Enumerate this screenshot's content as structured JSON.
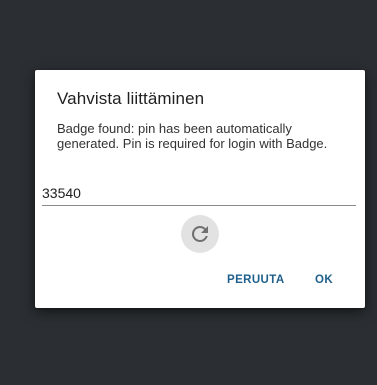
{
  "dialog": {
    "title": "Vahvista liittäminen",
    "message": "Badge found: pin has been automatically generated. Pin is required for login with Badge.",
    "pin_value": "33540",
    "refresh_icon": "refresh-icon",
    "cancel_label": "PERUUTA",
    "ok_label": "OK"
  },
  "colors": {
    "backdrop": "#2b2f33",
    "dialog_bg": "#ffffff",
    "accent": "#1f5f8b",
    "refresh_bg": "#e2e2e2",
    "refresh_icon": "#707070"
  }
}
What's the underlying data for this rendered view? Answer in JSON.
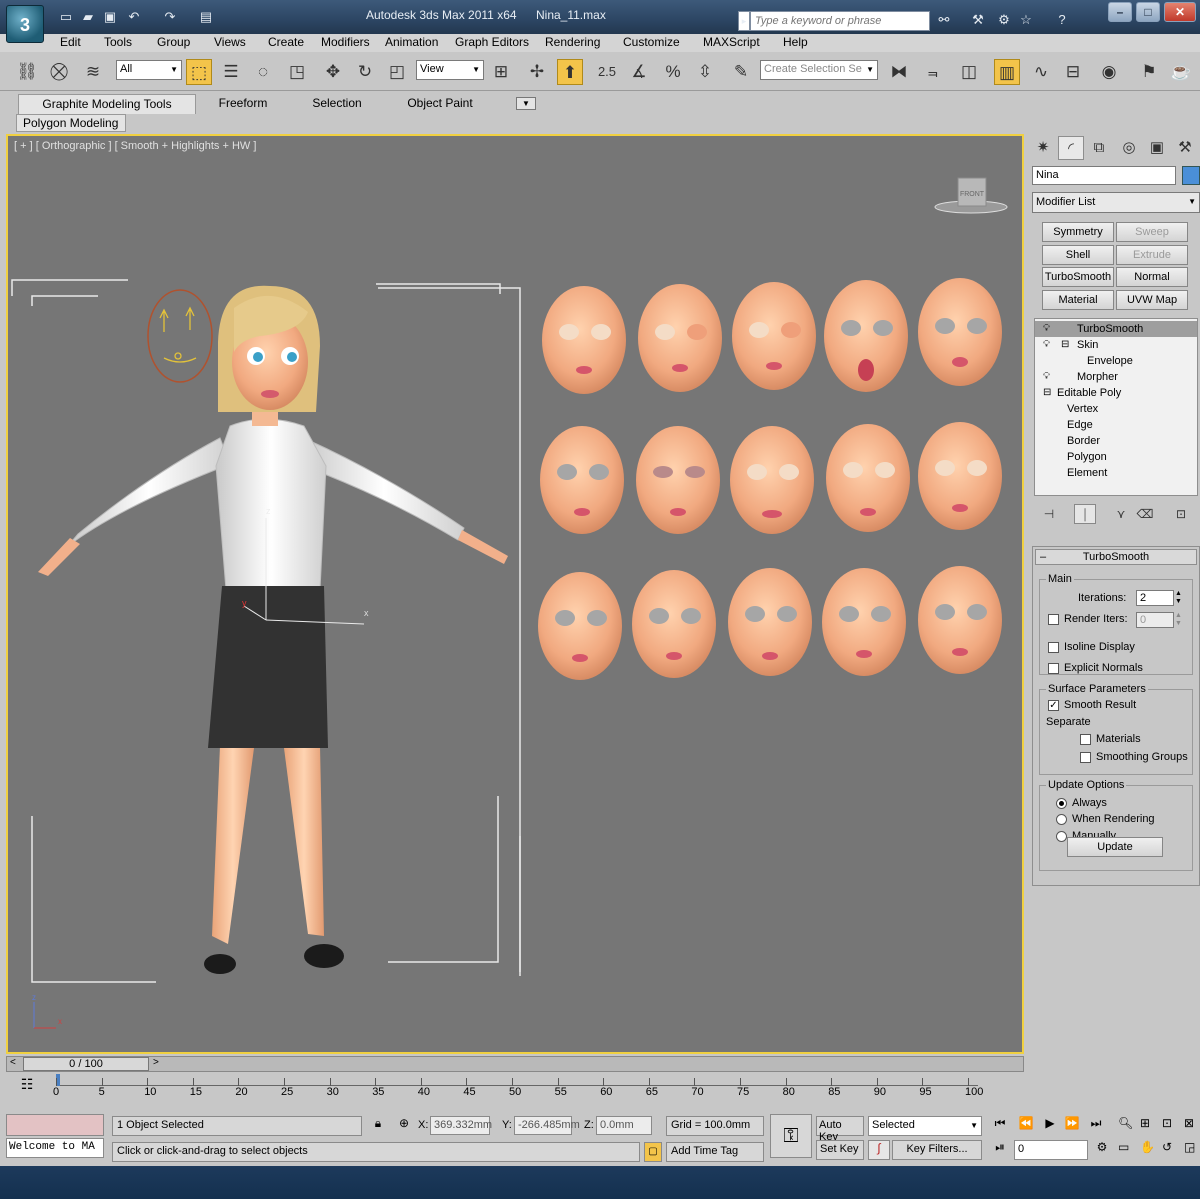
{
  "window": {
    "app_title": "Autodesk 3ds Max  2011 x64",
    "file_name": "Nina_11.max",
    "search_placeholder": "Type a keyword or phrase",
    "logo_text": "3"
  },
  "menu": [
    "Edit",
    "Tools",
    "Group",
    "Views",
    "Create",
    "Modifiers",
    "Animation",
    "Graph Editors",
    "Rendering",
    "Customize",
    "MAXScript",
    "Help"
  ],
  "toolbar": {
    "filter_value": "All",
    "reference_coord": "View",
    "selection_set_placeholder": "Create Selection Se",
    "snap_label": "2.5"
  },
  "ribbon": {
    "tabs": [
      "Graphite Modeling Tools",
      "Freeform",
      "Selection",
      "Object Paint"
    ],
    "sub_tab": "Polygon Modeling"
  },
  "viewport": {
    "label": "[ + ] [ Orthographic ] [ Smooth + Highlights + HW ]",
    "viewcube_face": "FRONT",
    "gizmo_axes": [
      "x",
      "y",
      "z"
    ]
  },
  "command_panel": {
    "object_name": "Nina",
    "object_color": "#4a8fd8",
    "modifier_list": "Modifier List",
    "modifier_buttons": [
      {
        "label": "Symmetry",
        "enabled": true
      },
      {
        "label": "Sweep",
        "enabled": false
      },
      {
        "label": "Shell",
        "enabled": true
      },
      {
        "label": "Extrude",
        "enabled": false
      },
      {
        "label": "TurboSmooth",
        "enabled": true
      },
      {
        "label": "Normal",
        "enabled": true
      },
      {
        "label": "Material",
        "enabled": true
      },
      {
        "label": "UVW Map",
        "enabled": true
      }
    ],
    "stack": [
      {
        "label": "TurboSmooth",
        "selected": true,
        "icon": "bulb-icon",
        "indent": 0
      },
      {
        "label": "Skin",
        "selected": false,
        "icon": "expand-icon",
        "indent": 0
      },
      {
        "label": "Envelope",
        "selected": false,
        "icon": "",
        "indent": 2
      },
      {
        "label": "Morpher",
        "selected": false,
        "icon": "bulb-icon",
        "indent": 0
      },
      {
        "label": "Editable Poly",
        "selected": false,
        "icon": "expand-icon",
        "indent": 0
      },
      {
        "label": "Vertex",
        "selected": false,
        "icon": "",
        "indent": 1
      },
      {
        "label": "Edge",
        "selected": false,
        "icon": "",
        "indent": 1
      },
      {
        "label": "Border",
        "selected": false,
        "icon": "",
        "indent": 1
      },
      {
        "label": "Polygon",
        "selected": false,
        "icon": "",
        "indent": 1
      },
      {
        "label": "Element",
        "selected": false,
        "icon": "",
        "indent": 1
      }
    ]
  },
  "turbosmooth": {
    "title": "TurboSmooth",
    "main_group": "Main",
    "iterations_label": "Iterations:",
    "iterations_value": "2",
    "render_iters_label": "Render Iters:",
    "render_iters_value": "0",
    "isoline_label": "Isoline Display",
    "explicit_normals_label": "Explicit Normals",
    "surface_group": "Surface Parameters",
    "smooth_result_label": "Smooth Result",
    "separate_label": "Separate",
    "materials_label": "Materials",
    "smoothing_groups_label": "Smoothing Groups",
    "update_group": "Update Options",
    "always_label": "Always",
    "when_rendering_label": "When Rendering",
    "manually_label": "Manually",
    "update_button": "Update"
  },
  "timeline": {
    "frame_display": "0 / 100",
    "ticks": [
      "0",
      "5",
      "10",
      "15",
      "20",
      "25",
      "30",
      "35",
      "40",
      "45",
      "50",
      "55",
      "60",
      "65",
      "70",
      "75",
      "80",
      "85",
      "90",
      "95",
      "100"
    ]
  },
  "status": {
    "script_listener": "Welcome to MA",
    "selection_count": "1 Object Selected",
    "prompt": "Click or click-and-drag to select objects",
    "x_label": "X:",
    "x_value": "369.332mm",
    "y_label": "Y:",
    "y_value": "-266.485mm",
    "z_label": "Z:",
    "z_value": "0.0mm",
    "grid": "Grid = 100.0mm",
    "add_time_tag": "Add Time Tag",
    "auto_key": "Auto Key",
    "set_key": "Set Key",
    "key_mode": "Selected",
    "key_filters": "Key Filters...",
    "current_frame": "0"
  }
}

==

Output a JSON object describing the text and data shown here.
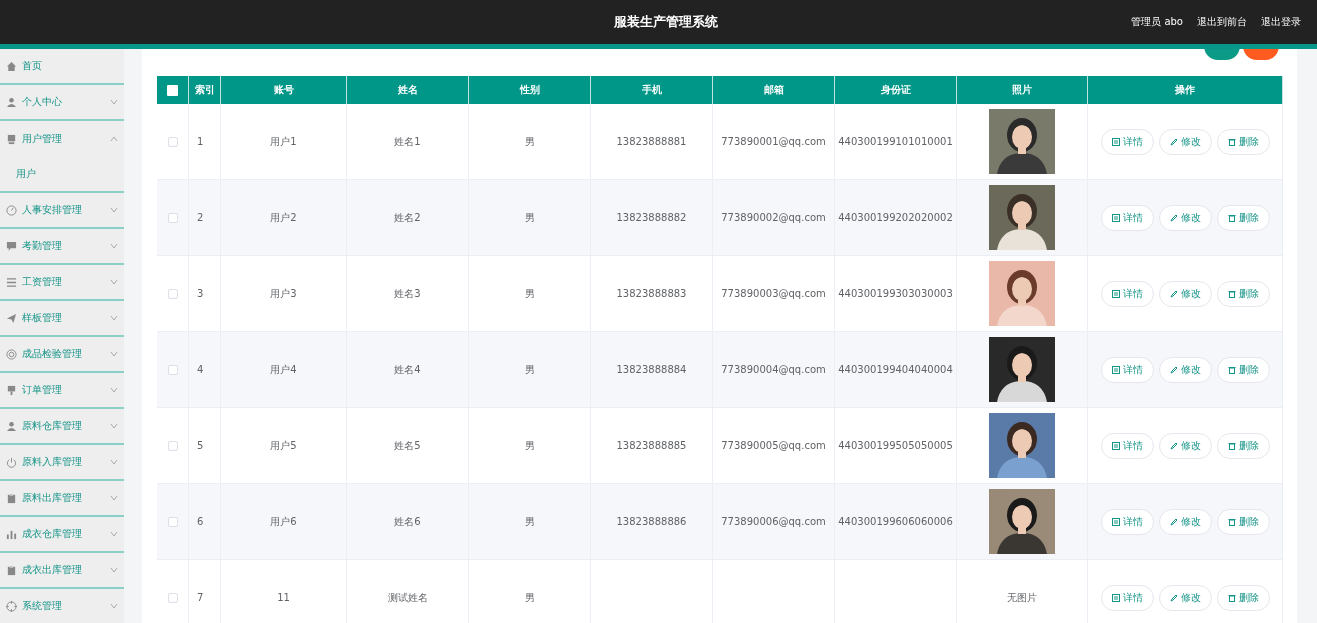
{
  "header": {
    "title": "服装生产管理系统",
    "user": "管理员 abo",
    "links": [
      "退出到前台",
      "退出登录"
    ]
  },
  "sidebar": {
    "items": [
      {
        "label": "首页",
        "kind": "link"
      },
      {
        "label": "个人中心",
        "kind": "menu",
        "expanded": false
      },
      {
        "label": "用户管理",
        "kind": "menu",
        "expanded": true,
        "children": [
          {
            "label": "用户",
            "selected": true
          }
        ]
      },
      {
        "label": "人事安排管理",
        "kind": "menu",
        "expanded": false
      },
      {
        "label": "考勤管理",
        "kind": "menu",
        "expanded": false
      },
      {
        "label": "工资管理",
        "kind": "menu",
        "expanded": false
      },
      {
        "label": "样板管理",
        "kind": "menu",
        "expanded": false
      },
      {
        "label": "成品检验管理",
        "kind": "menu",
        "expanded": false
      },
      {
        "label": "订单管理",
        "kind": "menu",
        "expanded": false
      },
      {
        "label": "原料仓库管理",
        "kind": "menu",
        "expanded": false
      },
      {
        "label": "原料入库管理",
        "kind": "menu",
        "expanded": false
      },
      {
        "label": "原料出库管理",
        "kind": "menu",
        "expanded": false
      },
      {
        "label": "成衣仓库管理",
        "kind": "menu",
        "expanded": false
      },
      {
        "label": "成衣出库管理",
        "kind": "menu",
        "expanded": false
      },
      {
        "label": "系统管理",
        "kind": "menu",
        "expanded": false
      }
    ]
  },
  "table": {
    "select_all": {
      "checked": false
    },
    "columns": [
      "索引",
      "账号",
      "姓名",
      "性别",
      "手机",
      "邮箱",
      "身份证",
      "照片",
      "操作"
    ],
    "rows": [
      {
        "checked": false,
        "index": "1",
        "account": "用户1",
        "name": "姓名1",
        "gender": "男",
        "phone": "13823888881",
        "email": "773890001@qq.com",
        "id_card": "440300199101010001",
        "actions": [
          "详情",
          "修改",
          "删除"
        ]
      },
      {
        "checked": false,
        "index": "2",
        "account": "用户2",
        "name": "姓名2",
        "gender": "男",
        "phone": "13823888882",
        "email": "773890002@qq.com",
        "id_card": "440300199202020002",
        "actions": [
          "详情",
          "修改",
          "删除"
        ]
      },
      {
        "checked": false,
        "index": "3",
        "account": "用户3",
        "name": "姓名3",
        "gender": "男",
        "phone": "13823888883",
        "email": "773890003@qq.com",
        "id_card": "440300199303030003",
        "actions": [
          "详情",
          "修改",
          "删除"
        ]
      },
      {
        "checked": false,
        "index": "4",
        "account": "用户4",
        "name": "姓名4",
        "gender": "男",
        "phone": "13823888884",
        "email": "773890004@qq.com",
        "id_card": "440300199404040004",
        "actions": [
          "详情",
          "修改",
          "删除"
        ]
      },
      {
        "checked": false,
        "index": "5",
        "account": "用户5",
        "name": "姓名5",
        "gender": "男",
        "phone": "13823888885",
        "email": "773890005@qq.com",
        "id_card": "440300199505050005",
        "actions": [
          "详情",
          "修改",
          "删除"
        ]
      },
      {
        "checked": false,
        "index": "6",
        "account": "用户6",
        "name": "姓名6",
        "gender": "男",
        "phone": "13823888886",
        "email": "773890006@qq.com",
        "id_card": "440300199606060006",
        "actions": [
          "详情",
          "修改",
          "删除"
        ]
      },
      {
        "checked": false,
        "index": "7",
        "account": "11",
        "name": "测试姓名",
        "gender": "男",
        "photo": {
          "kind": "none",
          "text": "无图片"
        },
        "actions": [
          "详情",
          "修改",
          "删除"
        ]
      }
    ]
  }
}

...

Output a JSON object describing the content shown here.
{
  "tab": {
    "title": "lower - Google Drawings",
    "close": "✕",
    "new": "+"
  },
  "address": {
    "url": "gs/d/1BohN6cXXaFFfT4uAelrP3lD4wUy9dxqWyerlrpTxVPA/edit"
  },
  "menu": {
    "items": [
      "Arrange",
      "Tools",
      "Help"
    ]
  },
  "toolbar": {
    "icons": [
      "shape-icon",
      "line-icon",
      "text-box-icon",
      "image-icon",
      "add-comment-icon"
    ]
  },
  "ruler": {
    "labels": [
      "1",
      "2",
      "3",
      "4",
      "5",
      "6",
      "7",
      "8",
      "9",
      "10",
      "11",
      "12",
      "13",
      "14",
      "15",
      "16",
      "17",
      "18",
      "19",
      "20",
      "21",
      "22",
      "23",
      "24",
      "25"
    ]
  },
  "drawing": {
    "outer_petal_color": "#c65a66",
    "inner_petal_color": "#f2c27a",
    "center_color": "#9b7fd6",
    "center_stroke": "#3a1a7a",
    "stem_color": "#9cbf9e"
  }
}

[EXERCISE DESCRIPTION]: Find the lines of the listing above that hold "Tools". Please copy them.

[RESPONSE BELOW]:
    "Tools",
      "Graphite Modeling Tools",
      "Tools",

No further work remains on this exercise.